▶ _YOUR OBJECTIVE_
Type out the data again. Keep every line exactly the same.

Excerpts from a dataset
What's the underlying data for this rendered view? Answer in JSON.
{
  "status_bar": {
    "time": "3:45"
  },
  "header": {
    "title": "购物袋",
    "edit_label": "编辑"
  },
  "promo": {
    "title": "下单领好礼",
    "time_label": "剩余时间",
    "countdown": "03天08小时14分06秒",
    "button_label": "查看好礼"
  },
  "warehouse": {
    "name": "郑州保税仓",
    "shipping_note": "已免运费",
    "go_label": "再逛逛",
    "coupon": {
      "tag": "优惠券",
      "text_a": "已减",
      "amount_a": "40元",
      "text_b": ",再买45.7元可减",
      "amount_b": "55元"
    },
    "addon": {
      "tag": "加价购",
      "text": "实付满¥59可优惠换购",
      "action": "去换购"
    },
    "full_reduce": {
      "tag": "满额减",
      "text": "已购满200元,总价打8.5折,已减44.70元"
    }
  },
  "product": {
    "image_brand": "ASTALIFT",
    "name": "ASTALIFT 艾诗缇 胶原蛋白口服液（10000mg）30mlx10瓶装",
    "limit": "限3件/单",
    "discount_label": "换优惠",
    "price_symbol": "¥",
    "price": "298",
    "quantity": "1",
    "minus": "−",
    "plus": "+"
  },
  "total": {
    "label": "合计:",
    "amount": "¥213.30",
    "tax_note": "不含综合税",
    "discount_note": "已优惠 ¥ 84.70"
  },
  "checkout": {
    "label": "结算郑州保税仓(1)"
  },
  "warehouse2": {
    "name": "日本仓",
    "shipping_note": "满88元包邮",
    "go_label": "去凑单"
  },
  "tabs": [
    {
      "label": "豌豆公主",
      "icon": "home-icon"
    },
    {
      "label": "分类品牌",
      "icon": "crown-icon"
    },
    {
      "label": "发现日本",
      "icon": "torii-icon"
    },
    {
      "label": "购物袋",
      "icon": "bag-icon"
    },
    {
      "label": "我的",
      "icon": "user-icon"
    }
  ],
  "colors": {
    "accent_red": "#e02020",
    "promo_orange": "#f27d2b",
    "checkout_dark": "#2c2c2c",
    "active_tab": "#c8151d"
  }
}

▶ _OUTPUT FOR THIS TASK_
What's the underlying data for this rendered view? Answer in JSON.
{
  "status_bar": {
    "time": "3:45"
  },
  "header": {
    "title": "购物袋",
    "edit_label": "编辑"
  },
  "promo": {
    "title": "下单领好礼",
    "time_label": "剩余时间",
    "countdown": "03天08小时14分06秒",
    "button_label": "查看好礼"
  },
  "warehouse": {
    "name": "郑州保税仓",
    "shipping_note": "已免运费",
    "go_label": "再逛逛",
    "coupon": {
      "tag": "优惠券",
      "text_a": "已减",
      "amount_a": "40元",
      "text_b": ",再买45.7元可减",
      "amount_b": "55元"
    },
    "addon": {
      "tag": "加价购",
      "text": "实付满¥59可优惠换购",
      "action": "去换购"
    },
    "full_reduce": {
      "tag": "满额减",
      "text": "已购满200元,总价打8.5折,已减44.70元"
    }
  },
  "product": {
    "image_brand": "ASTALIFT",
    "name": "ASTALIFT 艾诗缇 胶原蛋白口服液（10000mg）30mlx10瓶装",
    "limit": "限3件/单",
    "discount_label": "换优惠",
    "price_symbol": "¥",
    "price": "298",
    "quantity": "1",
    "minus": "−",
    "plus": "+"
  },
  "total": {
    "label": "合计:",
    "amount": "¥213.30",
    "tax_note": "不含综合税",
    "discount_note": "已优惠 ¥ 84.70"
  },
  "checkout": {
    "label": "结算郑州保税仓(1)"
  },
  "warehouse2": {
    "name": "日本仓",
    "shipping_note": "满88元包邮",
    "go_label": "去凑单"
  },
  "tabs": [
    {
      "label": "豌豆公主",
      "icon": "home-icon"
    },
    {
      "label": "分类品牌",
      "icon": "crown-icon"
    },
    {
      "label": "发现日本",
      "icon": "torii-icon"
    },
    {
      "label": "购物袋",
      "icon": "bag-icon"
    },
    {
      "label": "我的",
      "icon": "user-icon"
    }
  ],
  "colors": {
    "accent_red": "#e02020",
    "promo_orange": "#f27d2b",
    "checkout_dark": "#2c2c2c",
    "active_tab": "#c8151d"
  }
}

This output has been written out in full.